339I saw the white-wall'd distant town,
340And whiter sails go skimming down;
341And then there was a little isle,
342Which in my very face did smile,
343     The only one in view;
344A small green isle, it seem'd no more,
345Scarce broader than my dungeon floor,
346But in it there were three tall trees,
347And o'er it blew the mountain breeze,
348And by it there were waters flowing,
349And on it there were young flowers growing,
350     Of gentle breath and hue.
351The fish swam by the castle wall,
352And they seem'd joyous each and all;
353The eagle rode the rising blast,
354Methought he never flew so fast
355As then to me he seem'd to fly;
356And then new tears came in my eye,
357And I felt troubled--and would fain
358I had not left my recent chain;
359And when I did descend again,
360The darkness of my dim abode
361Fell on me as a heavy load;
362It was as is a new-dug grave,
363Closing o'er one we sought to save,--
364And yet my glance, too much opprest,
365Had almost need of such a rest.
366  It might be months, or years, or days--
367     I kept no count, I took no note--
368I had no hope my eyes to raise,
369     And clear them of their dreary mote;
370At last men came to set me free;
371     I ask'd not why, and reck'd not where;
372It was at length the same to me,
373Fetter'd or fetterless to be,
374     I learn'd to love despair.
375And thus when they appear'd at last,
376And all my bonds aside were cast,
377These heavy walls to me had grown
378A hermitage--and all my own!
379And half I felt as they were come
380To tear me from a second home:
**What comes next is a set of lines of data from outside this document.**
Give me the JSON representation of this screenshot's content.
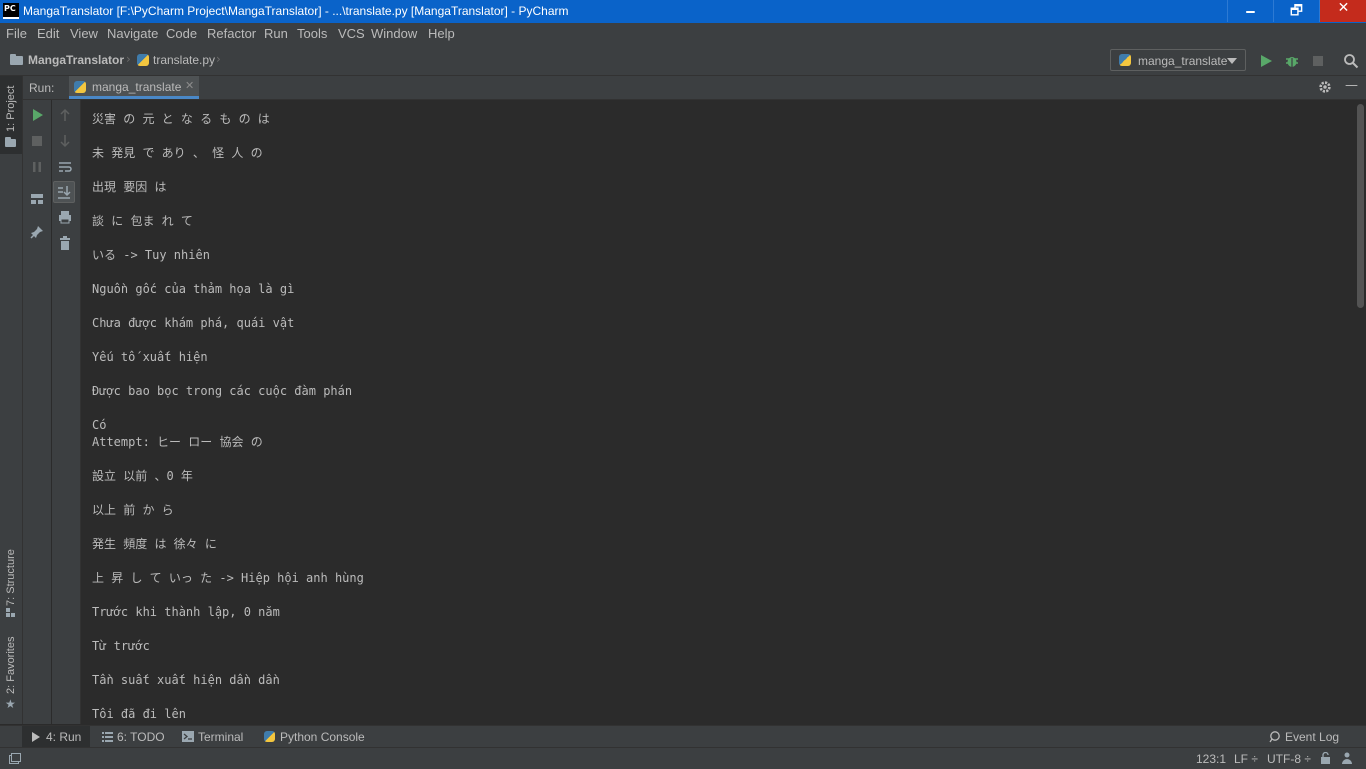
{
  "window": {
    "app_icon_text": "PC",
    "title": "MangaTranslator [F:\\PyCharm Project\\MangaTranslator] - ...\\translate.py [MangaTranslator] - PyCharm",
    "minimize": "🗕",
    "maximize": "🗗",
    "close": "✕"
  },
  "menu": {
    "file": "File",
    "edit": "Edit",
    "view": "View",
    "navigate": "Navigate",
    "code": "Code",
    "refactor": "Refactor",
    "run": "Run",
    "tools": "Tools",
    "vcs": "VCS",
    "window": "Window",
    "help": "Help"
  },
  "navbar": {
    "project": "MangaTranslator",
    "file": "translate.py",
    "run_config": "manga_translate"
  },
  "left_stripe": {
    "project_tab": "1: Project",
    "structure_tab": "7: Structure",
    "favorites_tab": "2: Favorites"
  },
  "run_panel": {
    "label": "Run:",
    "tab_name": "manga_translate",
    "tab_close": "✕",
    "hide": "—"
  },
  "console": {
    "lines": [
      "災害 の 元 と な る も の は",
      "",
      "未 発見 で あり 、 怪 人 の",
      "",
      "出現 要因 は",
      "",
      "談 に 包ま れ て",
      "",
      "いる -> Tuy nhiên",
      "",
      "Nguồn gốc của thảm họa là gì",
      "",
      "Chưa được khám phá, quái vật",
      "",
      "Yếu tố xuất hiện",
      "",
      "Được bao bọc trong các cuộc đàm phán",
      "",
      "Có",
      "Attempt: ヒー ロー 協会 の",
      "",
      "設立 以前 、0 年",
      "",
      "以上 前 か ら",
      "",
      "発生 頻度 は 徐々 に",
      "",
      "上 昇 し て いっ た -> Hiệp hội anh hùng",
      "",
      "Trước khi thành lập, 0 năm",
      "",
      "Từ trước",
      "",
      "Tần suất xuất hiện dần dần",
      "",
      "Tôi đã đi lên"
    ]
  },
  "bottom_tabs": {
    "run": "4: Run",
    "todo": "6: TODO",
    "terminal": "Terminal",
    "python_console": "Python Console",
    "event_log": "Event Log"
  },
  "status": {
    "position": "123:1",
    "line_sep": "LF ÷",
    "encoding": "UTF-8 ÷"
  },
  "colors": {
    "title_bar": "#0a63c9",
    "panel": "#3c3f41",
    "editor_bg": "#2b2b2b",
    "run_green": "#59a869",
    "accent_blue": "#4a88c7"
  }
}
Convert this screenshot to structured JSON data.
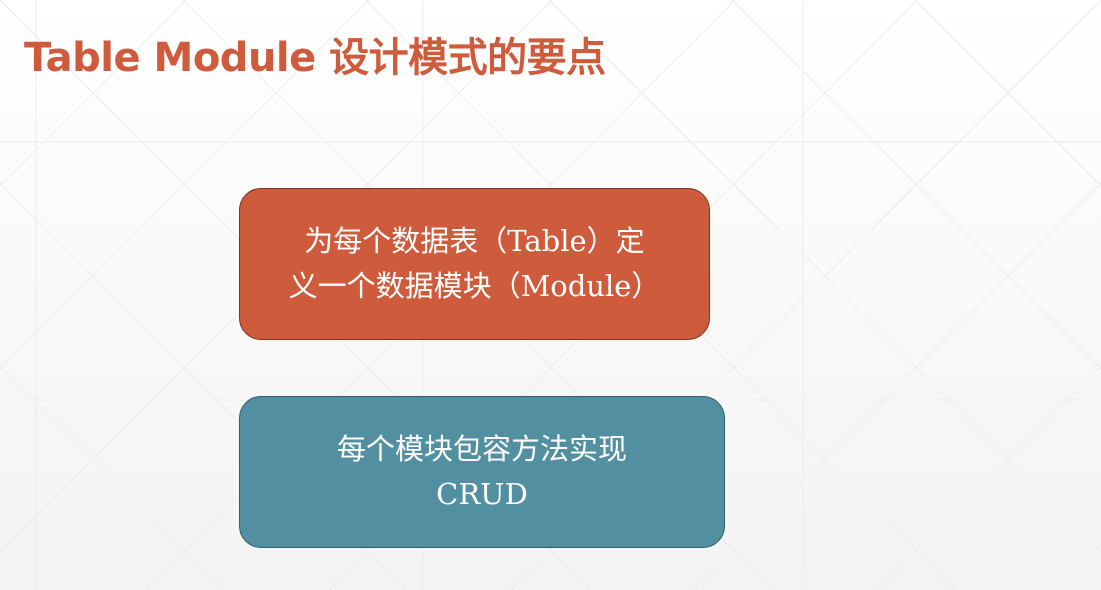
{
  "slide": {
    "title": "Table Module 设计模式的要点",
    "title_color": "#CF5B3D"
  },
  "boxes": [
    {
      "lines": [
        "为每个数据表（Table）定",
        "义一个数据模块（Module）"
      ],
      "fill": "#CF5B3D"
    },
    {
      "lines": [
        "每个模块包容方法实现",
        "CRUD"
      ],
      "fill": "#528FA1"
    }
  ]
}
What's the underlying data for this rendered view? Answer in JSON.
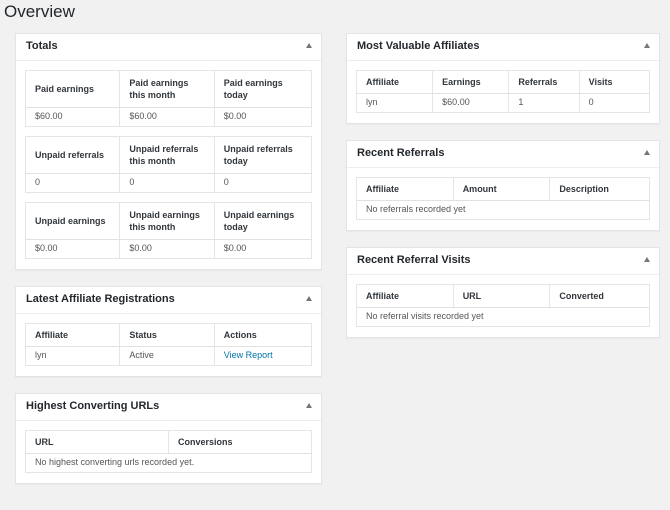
{
  "page": {
    "title": "Overview"
  },
  "totals": {
    "title": "Totals",
    "earnings": {
      "headers": [
        "Paid earnings",
        "Paid earnings this month",
        "Paid earnings today"
      ],
      "values": [
        "$60.00",
        "$60.00",
        "$0.00"
      ]
    },
    "unpaid_referrals": {
      "headers": [
        "Unpaid referrals",
        "Unpaid referrals this month",
        "Unpaid referrals today"
      ],
      "values": [
        "0",
        "0",
        "0"
      ]
    },
    "unpaid_earnings": {
      "headers": [
        "Unpaid earnings",
        "Unpaid earnings this month",
        "Unpaid earnings today"
      ],
      "values": [
        "$0.00",
        "$0.00",
        "$0.00"
      ]
    }
  },
  "registrations": {
    "title": "Latest Affiliate Registrations",
    "headers": [
      "Affiliate",
      "Status",
      "Actions"
    ],
    "rows": [
      {
        "affiliate": "lyn",
        "status": "Active",
        "action": "View Report"
      }
    ]
  },
  "converting": {
    "title": "Highest Converting URLs",
    "headers": [
      "URL",
      "Conversions"
    ],
    "empty": "No highest converting urls recorded yet."
  },
  "valuable": {
    "title": "Most Valuable Affiliates",
    "headers": [
      "Affiliate",
      "Earnings",
      "Referrals",
      "Visits"
    ],
    "rows": [
      {
        "affiliate": "lyn",
        "earnings": "$60.00",
        "referrals": "1",
        "visits": "0"
      }
    ]
  },
  "referrals": {
    "title": "Recent Referrals",
    "headers": [
      "Affiliate",
      "Amount",
      "Description"
    ],
    "empty": "No referrals recorded yet"
  },
  "visits": {
    "title": "Recent Referral Visits",
    "headers": [
      "Affiliate",
      "URL",
      "Converted"
    ],
    "empty": "No referral visits recorded yet"
  }
}
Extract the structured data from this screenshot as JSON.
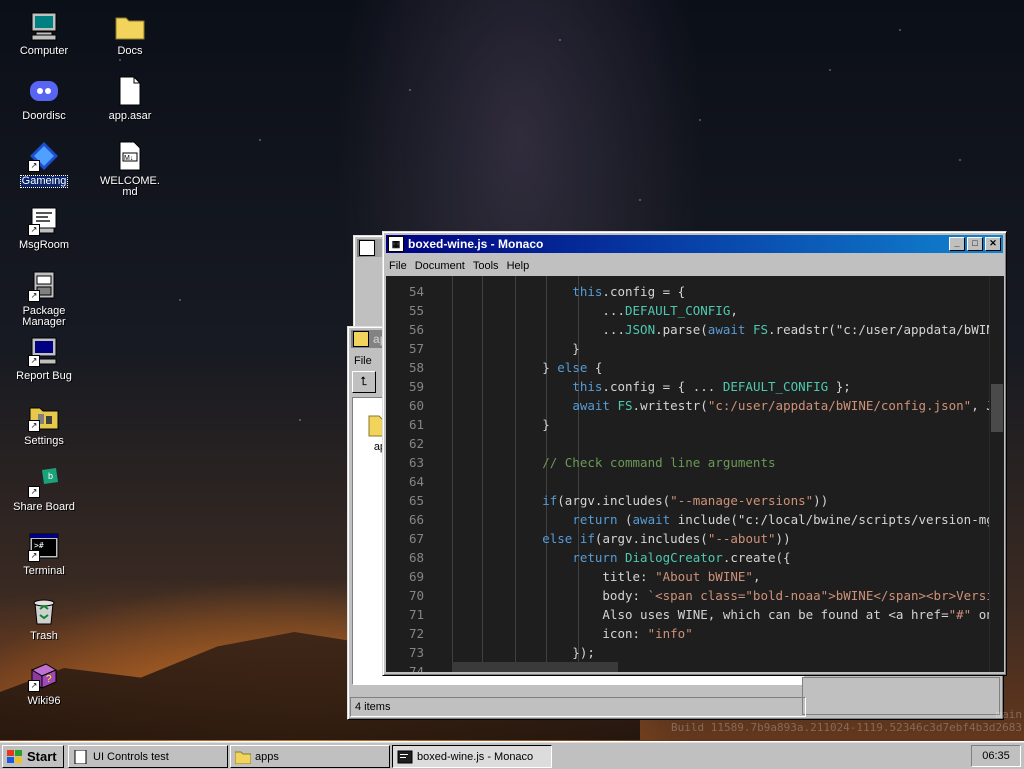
{
  "desktop": {
    "icons": [
      {
        "label": "Computer",
        "icon": "computer-icon"
      },
      {
        "label": "Doordisc",
        "icon": "discord-icon"
      },
      {
        "label": "Gameing",
        "icon": "game-icon"
      },
      {
        "label": "MsgRoom",
        "icon": "msgroom-icon"
      },
      {
        "label": "Package Manager",
        "icon": "package-icon"
      },
      {
        "label": "Report Bug",
        "icon": "report-bug-icon"
      },
      {
        "label": "Settings",
        "icon": "settings-icon"
      },
      {
        "label": "Share Board",
        "icon": "share-board-icon"
      },
      {
        "label": "Terminal",
        "icon": "terminal-icon"
      },
      {
        "label": "Trash",
        "icon": "trash-icon"
      },
      {
        "label": "Wiki96",
        "icon": "wiki-icon"
      },
      {
        "label": "Docs",
        "icon": "folder-icon"
      },
      {
        "label": "app.asar",
        "icon": "file-icon"
      },
      {
        "label": "WELCOME.md",
        "icon": "markdown-icon"
      }
    ],
    "build_text": "Build 11589.7b9a893a.211024-1119.52346c3d7ebf4b3d2683",
    "build_text_partial": "main"
  },
  "explorer": {
    "title": "apps",
    "menu": [
      "File"
    ],
    "folder_label": "app",
    "status": "4 items"
  },
  "monaco": {
    "title": "boxed-wine.js - Monaco",
    "menu": [
      "File",
      "Document",
      "Tools",
      "Help"
    ],
    "lines": [
      {
        "n": "54",
        "text": "            this.config = {"
      },
      {
        "n": "55",
        "text": "                ...DEFAULT_CONFIG,"
      },
      {
        "n": "56",
        "text": "                ...JSON.parse(await FS.readstr(\"c:/user/appdata/bWINE."
      },
      {
        "n": "57",
        "text": "            }"
      },
      {
        "n": "58",
        "text": "        } else {"
      },
      {
        "n": "59",
        "text": "            this.config = { ... DEFAULT_CONFIG };"
      },
      {
        "n": "60",
        "text": "            await FS.writestr(\"c:/user/appdata/bWINE/config.json\", JSO"
      },
      {
        "n": "61",
        "text": "        }"
      },
      {
        "n": "62",
        "text": ""
      },
      {
        "n": "63",
        "text": "        // Check command line arguments"
      },
      {
        "n": "64",
        "text": ""
      },
      {
        "n": "65",
        "text": "        if(argv.includes(\"--manage-versions\"))"
      },
      {
        "n": "66",
        "text": "            return (await include(\"c:/local/bwine/scripts/version-mgr"
      },
      {
        "n": "67",
        "text": "        else if(argv.includes(\"--about\"))"
      },
      {
        "n": "68",
        "text": "            return DialogCreator.create({"
      },
      {
        "n": "69",
        "text": "                title: \"About bWINE\","
      },
      {
        "n": "70",
        "text": "                body: `<span class=\"bold-noaa\">bWINE</span><br>Version"
      },
      {
        "n": "71",
        "text": "                Also uses WINE, which can be found at <a href=\"#\" oncl"
      },
      {
        "n": "72",
        "text": "                icon: \"info\""
      },
      {
        "n": "73",
        "text": "            });"
      },
      {
        "n": "74",
        "text": ""
      }
    ]
  },
  "taskbar": {
    "start": "Start",
    "tasks": [
      {
        "label": "UI Controls test",
        "icon": "window-icon"
      },
      {
        "label": "apps",
        "icon": "folder-icon"
      },
      {
        "label": "boxed-wine.js - Monaco",
        "icon": "monaco-icon"
      }
    ],
    "clock": "06:35"
  }
}
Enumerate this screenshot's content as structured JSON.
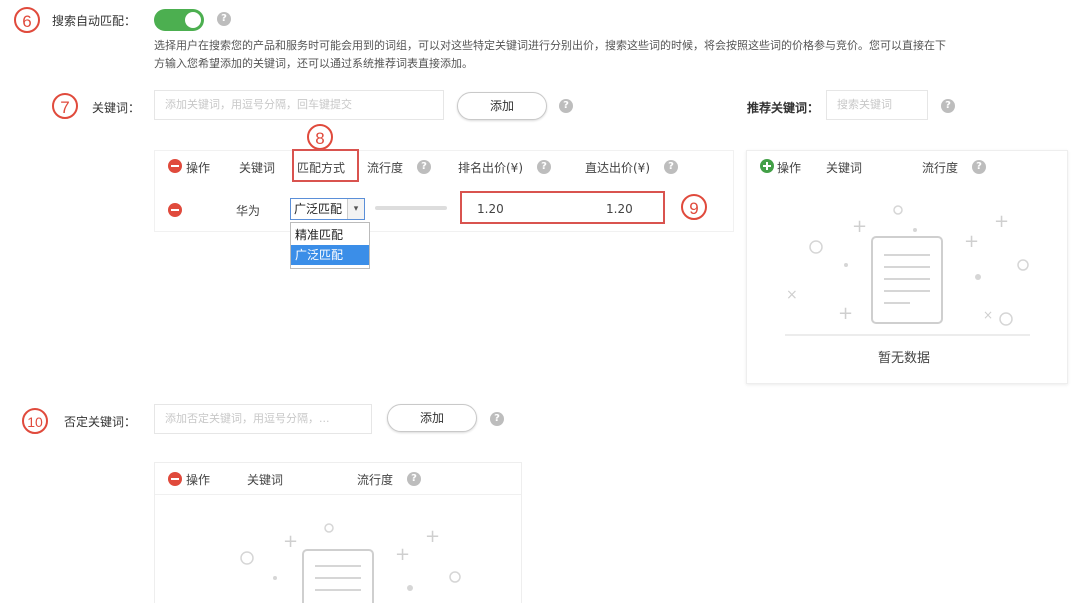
{
  "markers": {
    "m6": "6",
    "m7": "7",
    "m8": "8",
    "m9": "9",
    "m10": "10"
  },
  "auto_match": {
    "label": "搜索自动匹配：",
    "enabled": true,
    "description_line1": "选择用户在搜索您的产品和服务时可能会用到的词组，可以对这些特定关键词进行分别出价，搜索这些词的时候，将会按照这些词的价格参与竞价。您可以直接在下",
    "description_line2": "方输入您希望添加的关键词，还可以通过系统推荐词表直接添加。"
  },
  "keywords": {
    "label": "关键词：",
    "input_placeholder": "添加关键词，用逗号分隔，回车键提交",
    "add_button": "添加",
    "recommend_label": "推荐关键词：",
    "recommend_placeholder": "搜索关键词",
    "table": {
      "headers": {
        "op": "操作",
        "keyword": "关键词",
        "match": "匹配方式",
        "popularity": "流行度",
        "rank_bid": "排名出价(¥)",
        "direct_bid": "直达出价(¥)"
      },
      "rows": [
        {
          "keyword": "华为",
          "match": "广泛匹配",
          "rank_bid": "1.20",
          "direct_bid": "1.20"
        }
      ],
      "match_options": [
        "精准匹配",
        "广泛匹配"
      ]
    },
    "recommend_table": {
      "op": "操作",
      "keyword": "关键词",
      "popularity": "流行度",
      "empty": "暂无数据"
    }
  },
  "negative": {
    "label": "否定关键词：",
    "input_placeholder": "添加否定关键词，用逗号分隔，...",
    "add_button": "添加",
    "table": {
      "op": "操作",
      "keyword": "关键词",
      "popularity": "流行度"
    }
  }
}
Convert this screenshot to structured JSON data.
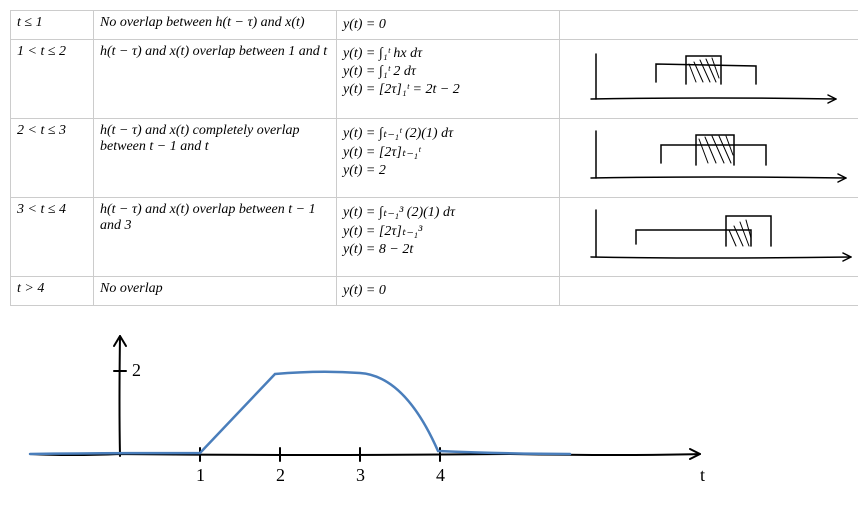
{
  "table": {
    "rows": [
      {
        "cond": "t ≤ 1",
        "desc": "No overlap between h(t − τ) and x(t)",
        "eq": [
          "y(t) = 0"
        ],
        "sketch": null
      },
      {
        "cond": "1 < t ≤ 2",
        "desc": "h(t − τ) and x(t) overlap between 1 and t",
        "eq": [
          "y(t) = ∫₁ᵗ hx dτ",
          "y(t) = ∫₁ᵗ 2 dτ",
          "y(t) = [2τ]₁ᵗ = 2t − 2"
        ],
        "sketch": "row2"
      },
      {
        "cond": "2 < t ≤ 3",
        "desc": "h(t − τ) and x(t) completely overlap between t − 1 and t",
        "eq": [
          "y(t) = ∫ₜ₋₁ᵗ (2)(1) dτ",
          "y(t) = [2τ]ₜ₋₁ᵗ",
          "y(t) = 2"
        ],
        "sketch": "row3"
      },
      {
        "cond": "3 < t ≤ 4",
        "desc": "h(t − τ) and x(t) overlap between t − 1 and 3",
        "eq": [
          "y(t) = ∫ₜ₋₁³ (2)(1) dτ",
          "y(t) = [2τ]ₜ₋₁³",
          "y(t) = 8 − 2t"
        ],
        "sketch": "row4"
      },
      {
        "cond": "t > 4",
        "desc": "No overlap",
        "eq": [
          "y(t) = 0"
        ],
        "sketch": null
      }
    ]
  },
  "chart_data": {
    "type": "line",
    "title": "",
    "xlabel": "t",
    "ylabel": "",
    "y_tick_label": "2",
    "x_ticks": [
      "1",
      "2",
      "3",
      "4"
    ],
    "x": [
      0,
      1,
      2,
      3,
      4,
      5
    ],
    "y": [
      0,
      0,
      2,
      2,
      0,
      0
    ],
    "ylim": [
      0,
      2.5
    ]
  }
}
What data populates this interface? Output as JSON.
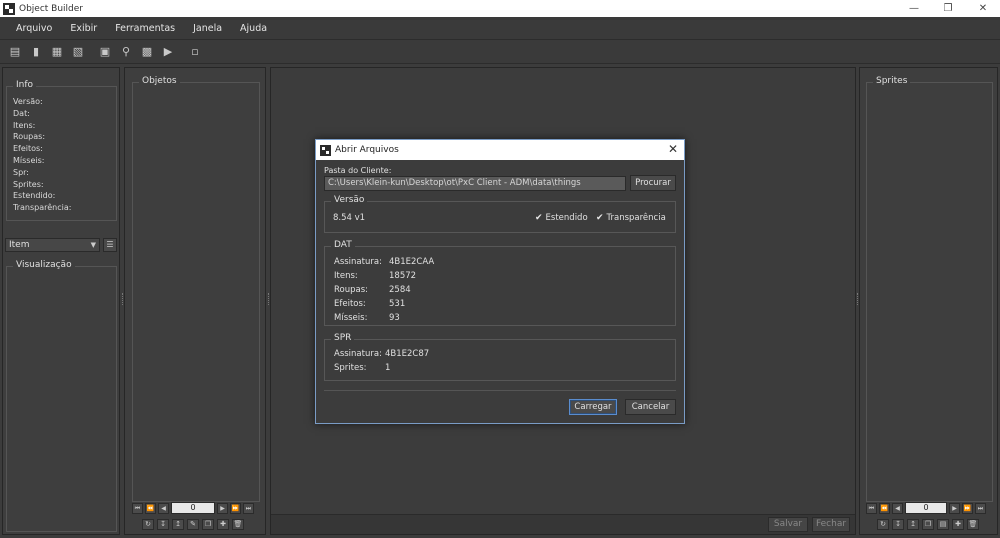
{
  "window": {
    "title": "Object Builder"
  },
  "menu": [
    "Arquivo",
    "Exibir",
    "Ferramentas",
    "Janela",
    "Ajuda"
  ],
  "left": {
    "info_title": "Info",
    "info_lines": [
      "Versão:",
      "Dat:",
      "Itens:",
      "Roupas:",
      "Efeitos:",
      "Mísseis:",
      "Spr:",
      "Sprites:",
      "Estendido:",
      "Transparência:"
    ],
    "type_select": "Item",
    "preview_title": "Visualização"
  },
  "objects": {
    "title": "Objetos",
    "page": "0"
  },
  "sprites": {
    "title": "Sprites",
    "page": "0"
  },
  "bottom": {
    "save": "Salvar",
    "close": "Fechar"
  },
  "dialog": {
    "title": "Abrir Arquivos",
    "client_folder_label": "Pasta do Cliente:",
    "client_folder_value": "C:\\Users\\Klein-kun\\Desktop\\ot\\PxC Client - ADM\\data\\things",
    "browse_button": "Procurar",
    "version_title": "Versão",
    "version_value": "8.54 v1",
    "extended_label": "Estendido",
    "extended_checked": true,
    "transparency_label": "Transparência",
    "transparency_checked": true,
    "dat_title": "DAT",
    "dat": [
      {
        "label": "Assinatura:",
        "value": "4B1E2CAA"
      },
      {
        "label": "Itens:",
        "value": "18572"
      },
      {
        "label": "Roupas:",
        "value": "2584"
      },
      {
        "label": "Efeitos:",
        "value": "531"
      },
      {
        "label": "Mísseis:",
        "value": "93"
      }
    ],
    "spr_title": "SPR",
    "spr": [
      {
        "label": "Assinatura:",
        "value": "4B1E2C87"
      },
      {
        "label": "Sprites:",
        "value": "1"
      }
    ],
    "load_button": "Carregar",
    "cancel_button": "Cancelar"
  }
}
381With spiders I had friendship made
382And watch'd them in their sullen trade,
383Had seen the mice by moonlight play,
384And why should I feel less than they?
385We were all inmates of one place,
386And I, the monarch of each race,
387Had power to kill--yet, strange to tell!
388In quiet we had learn'd to dwell;
389My very chains and I grew friends,
390So much a long communion tends
391To make us what we are:--even I
392Regain'd my freedom with a sigh.
Publication Start Year: 
1816
RPO poem Editors: 
J. D. Robins
RPO Edition: 
2RP 2.195.
Form: